Polish Deal 2.0 awaits the President’s signature
On 9 June 2022, the Lower House of the Polish Parliament examined the amendments to the act amending the act on personal income tax and certain other acts (implementing the Polish Deal 2.0 program) made by the Senate. Out of 30 amendments proposed by the Senate, the Sejm passed the ones restoring the possibility of joint filing by single parents together with their children, increasing the part of tax transmitted to public benefit organizations from 1 to 1.5 percent, bringing changes to the Penal Fiscal Code, and excluding the possibility of loss and bad-debt carry-forward to income being the accounting basis for annual health care insurance premiums for individuals running non-agricultural business activity. The act now awaits the President’s signature. New provisions are expected to enter into force on 1 July 2022.
Poland's central bank raises reference interest rate
On 8 June 2022, the Monetary Policy Council increased the reference interest rate by 75 basis points to 6.00%. The Lombard loan interest rate was also raised to 6.50% annually. Changes to the reference rate affect other financial parameters, e.g., the amount of interest on tax arrears (from 9 June - 15% annually), the limit of notional costs of external financing and of a reduction in the amount of tax liability in the event of payment of VAT in full from the VAT account earlier than the deadline for paying the tax.

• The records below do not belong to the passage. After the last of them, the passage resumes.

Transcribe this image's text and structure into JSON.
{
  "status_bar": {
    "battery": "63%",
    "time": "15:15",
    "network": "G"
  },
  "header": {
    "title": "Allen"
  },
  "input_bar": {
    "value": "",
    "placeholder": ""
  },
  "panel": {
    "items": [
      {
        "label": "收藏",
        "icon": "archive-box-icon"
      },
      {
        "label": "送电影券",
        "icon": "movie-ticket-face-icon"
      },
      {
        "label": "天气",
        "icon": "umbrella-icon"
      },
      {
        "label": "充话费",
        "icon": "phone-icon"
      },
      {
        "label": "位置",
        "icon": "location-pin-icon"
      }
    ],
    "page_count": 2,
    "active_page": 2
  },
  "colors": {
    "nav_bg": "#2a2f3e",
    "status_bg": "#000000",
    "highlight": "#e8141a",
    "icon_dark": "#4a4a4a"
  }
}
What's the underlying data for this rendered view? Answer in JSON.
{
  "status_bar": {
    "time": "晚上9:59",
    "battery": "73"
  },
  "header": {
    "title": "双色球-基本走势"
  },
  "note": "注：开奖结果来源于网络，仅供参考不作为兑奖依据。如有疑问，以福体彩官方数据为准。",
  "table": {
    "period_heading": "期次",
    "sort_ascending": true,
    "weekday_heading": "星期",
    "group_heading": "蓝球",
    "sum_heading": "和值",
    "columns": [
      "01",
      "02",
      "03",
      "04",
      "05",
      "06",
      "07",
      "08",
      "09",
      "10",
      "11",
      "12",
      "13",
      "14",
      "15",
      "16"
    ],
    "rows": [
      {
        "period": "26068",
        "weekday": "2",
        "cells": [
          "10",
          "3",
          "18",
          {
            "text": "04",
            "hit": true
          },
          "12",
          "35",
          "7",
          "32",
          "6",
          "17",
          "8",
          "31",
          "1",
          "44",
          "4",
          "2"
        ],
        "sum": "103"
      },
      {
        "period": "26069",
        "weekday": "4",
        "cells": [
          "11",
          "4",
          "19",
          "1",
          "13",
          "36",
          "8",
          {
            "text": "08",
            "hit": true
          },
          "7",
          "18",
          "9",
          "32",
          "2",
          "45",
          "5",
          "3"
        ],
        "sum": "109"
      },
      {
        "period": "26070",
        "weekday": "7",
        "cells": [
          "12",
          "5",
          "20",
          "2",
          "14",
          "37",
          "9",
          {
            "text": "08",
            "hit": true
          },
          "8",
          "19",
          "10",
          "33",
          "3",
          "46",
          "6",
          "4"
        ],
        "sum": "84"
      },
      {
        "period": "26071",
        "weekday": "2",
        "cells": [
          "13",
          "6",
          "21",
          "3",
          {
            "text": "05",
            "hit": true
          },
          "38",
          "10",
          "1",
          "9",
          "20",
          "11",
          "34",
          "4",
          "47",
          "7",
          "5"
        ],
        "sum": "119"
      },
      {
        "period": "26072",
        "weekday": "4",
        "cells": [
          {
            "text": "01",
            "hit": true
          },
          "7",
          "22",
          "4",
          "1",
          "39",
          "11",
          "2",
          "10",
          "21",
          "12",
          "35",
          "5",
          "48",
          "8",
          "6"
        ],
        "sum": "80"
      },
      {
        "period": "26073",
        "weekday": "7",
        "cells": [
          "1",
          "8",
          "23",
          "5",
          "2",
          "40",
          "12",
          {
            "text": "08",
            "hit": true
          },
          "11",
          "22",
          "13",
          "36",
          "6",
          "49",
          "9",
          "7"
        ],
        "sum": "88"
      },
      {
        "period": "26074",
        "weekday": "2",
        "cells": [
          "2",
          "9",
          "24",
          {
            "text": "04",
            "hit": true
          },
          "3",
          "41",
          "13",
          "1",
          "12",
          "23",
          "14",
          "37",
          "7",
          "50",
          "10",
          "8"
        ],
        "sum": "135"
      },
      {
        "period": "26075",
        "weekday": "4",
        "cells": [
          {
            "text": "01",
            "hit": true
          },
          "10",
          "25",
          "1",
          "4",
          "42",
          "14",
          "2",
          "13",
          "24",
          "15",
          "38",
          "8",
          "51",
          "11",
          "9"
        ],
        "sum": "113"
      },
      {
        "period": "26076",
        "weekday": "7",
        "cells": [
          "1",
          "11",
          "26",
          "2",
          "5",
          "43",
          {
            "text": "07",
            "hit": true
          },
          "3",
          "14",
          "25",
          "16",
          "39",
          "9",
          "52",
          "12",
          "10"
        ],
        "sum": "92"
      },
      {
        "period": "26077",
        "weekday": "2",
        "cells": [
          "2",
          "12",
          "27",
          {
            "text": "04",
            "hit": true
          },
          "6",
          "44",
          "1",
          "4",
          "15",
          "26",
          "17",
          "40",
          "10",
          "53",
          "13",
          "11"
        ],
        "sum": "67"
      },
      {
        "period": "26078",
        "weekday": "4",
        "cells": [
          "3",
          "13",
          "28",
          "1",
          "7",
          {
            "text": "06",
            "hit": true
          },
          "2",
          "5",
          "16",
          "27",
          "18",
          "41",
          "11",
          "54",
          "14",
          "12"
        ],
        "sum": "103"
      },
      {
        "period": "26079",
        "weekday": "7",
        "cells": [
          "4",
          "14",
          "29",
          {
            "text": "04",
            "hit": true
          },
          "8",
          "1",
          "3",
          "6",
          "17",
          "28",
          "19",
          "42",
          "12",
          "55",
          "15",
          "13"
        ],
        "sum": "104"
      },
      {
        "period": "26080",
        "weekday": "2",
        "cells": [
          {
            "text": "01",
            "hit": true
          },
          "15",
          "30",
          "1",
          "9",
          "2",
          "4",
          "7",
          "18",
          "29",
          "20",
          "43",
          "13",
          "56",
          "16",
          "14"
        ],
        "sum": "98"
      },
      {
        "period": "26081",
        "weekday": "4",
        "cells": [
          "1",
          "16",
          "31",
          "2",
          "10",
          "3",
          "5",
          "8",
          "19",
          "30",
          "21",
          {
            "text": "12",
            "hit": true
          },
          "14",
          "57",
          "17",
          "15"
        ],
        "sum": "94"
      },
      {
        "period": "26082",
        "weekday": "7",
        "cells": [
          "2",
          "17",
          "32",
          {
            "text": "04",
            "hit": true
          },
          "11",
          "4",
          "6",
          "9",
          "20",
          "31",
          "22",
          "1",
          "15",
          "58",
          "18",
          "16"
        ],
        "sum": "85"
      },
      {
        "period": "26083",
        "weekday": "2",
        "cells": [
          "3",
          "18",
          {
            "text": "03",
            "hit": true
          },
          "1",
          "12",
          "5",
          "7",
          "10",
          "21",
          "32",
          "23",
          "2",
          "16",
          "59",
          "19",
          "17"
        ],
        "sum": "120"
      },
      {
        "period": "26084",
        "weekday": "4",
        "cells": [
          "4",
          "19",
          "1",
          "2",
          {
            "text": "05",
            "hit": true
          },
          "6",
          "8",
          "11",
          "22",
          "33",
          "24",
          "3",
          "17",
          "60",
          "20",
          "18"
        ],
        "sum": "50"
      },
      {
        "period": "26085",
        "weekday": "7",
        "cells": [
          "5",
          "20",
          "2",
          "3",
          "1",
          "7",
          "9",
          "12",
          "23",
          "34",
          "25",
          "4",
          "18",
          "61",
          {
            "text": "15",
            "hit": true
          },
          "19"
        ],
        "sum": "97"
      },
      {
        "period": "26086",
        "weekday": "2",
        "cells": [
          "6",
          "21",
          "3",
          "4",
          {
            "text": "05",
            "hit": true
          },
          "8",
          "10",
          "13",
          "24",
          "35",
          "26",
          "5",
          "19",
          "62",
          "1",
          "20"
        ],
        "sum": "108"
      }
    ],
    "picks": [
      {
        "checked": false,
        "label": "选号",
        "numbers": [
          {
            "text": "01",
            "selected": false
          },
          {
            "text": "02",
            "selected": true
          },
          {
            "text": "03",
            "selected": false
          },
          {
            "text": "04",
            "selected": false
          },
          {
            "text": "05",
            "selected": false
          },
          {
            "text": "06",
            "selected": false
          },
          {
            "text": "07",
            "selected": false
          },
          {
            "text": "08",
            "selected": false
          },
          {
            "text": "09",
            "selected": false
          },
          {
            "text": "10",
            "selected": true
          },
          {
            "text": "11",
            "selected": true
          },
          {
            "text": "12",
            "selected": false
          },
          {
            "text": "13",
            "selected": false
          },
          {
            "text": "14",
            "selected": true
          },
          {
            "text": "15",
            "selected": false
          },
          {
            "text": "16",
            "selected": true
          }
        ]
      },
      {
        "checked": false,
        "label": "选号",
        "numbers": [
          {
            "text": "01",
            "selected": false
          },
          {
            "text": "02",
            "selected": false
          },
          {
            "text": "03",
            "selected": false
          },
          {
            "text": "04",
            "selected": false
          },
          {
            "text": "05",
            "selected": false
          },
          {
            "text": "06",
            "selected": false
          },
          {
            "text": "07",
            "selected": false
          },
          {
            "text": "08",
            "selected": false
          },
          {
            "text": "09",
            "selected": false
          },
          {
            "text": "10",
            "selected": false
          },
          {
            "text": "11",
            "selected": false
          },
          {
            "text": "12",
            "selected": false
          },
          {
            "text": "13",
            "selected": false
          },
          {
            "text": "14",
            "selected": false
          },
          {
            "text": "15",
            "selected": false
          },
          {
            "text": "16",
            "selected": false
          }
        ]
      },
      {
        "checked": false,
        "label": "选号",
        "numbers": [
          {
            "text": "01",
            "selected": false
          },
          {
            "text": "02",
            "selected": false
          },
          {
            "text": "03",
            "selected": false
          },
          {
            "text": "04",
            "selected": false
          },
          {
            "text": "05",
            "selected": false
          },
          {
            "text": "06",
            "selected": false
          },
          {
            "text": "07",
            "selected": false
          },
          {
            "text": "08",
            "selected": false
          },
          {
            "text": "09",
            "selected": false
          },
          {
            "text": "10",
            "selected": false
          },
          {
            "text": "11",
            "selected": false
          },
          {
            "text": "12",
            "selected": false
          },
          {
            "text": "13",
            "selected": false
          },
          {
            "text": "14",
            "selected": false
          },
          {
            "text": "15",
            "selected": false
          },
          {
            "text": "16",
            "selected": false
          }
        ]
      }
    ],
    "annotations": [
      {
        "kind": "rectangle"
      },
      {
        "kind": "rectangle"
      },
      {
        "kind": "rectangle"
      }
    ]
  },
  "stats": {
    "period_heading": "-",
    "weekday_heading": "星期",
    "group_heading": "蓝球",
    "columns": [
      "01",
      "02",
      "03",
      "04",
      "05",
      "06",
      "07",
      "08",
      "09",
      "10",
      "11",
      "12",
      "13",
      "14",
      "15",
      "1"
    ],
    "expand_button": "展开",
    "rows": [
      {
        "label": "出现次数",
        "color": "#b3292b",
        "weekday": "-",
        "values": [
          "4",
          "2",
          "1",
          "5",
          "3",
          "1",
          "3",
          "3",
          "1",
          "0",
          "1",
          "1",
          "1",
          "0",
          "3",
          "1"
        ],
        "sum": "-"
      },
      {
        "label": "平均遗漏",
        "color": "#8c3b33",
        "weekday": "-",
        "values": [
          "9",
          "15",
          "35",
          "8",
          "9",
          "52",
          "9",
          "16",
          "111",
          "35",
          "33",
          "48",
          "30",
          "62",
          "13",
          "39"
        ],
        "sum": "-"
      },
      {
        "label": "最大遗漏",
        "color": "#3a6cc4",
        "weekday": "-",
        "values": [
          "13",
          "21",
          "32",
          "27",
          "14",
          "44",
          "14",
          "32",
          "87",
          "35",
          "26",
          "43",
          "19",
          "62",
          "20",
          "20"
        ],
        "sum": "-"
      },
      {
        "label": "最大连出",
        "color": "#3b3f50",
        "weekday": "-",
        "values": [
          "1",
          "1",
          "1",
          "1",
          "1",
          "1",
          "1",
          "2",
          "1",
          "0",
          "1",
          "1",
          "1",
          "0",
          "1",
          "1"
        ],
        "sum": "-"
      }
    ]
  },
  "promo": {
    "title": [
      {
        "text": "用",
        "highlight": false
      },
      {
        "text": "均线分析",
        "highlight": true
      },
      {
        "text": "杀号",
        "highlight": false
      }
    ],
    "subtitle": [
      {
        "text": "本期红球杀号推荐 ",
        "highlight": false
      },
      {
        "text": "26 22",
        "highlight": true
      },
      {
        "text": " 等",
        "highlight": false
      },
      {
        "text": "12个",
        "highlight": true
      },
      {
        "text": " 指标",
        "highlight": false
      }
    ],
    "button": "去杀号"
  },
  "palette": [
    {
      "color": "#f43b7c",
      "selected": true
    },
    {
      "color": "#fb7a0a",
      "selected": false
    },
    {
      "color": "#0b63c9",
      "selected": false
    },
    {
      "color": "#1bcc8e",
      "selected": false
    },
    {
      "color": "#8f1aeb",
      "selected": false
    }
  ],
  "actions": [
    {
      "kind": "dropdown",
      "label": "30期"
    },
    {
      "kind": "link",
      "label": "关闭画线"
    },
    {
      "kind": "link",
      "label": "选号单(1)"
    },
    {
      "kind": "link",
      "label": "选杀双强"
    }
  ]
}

Spouse of a person running non-agricultural business activity as a VAT payer in joint property sale
On 3 June 2022, the Supreme Administrative Court (SAC) ruled in the case of a taxpayer who, together with her spouse, purchased a plot of land and took up activities consisting in providing it with utility infrastructure. The taxpayer continued to do so after her husband’s death, but she has not been registered as an active VAT taxpayer. Consequently, tax authorities launched proceedings against her, since - in their opinion - the actions taken by the taxpayer and her husband showed that they intended to carry out sales and generate income on this account in a frequent and organized manner, which is included in the definition of running a business in the light of the provisions of the VAT Act. In the SAC’s opinion, however, tax authorities acted in an unauthorized manner. According to the Court, the authorities should examine whether the taxpayer acted in these activities as a co-owner, who naturally accepts the economic activity conducted by the spouse, or whether it is possible to treat her share and involvement as a form of conducting business activity, so that consequences in terms of tax liability may arise.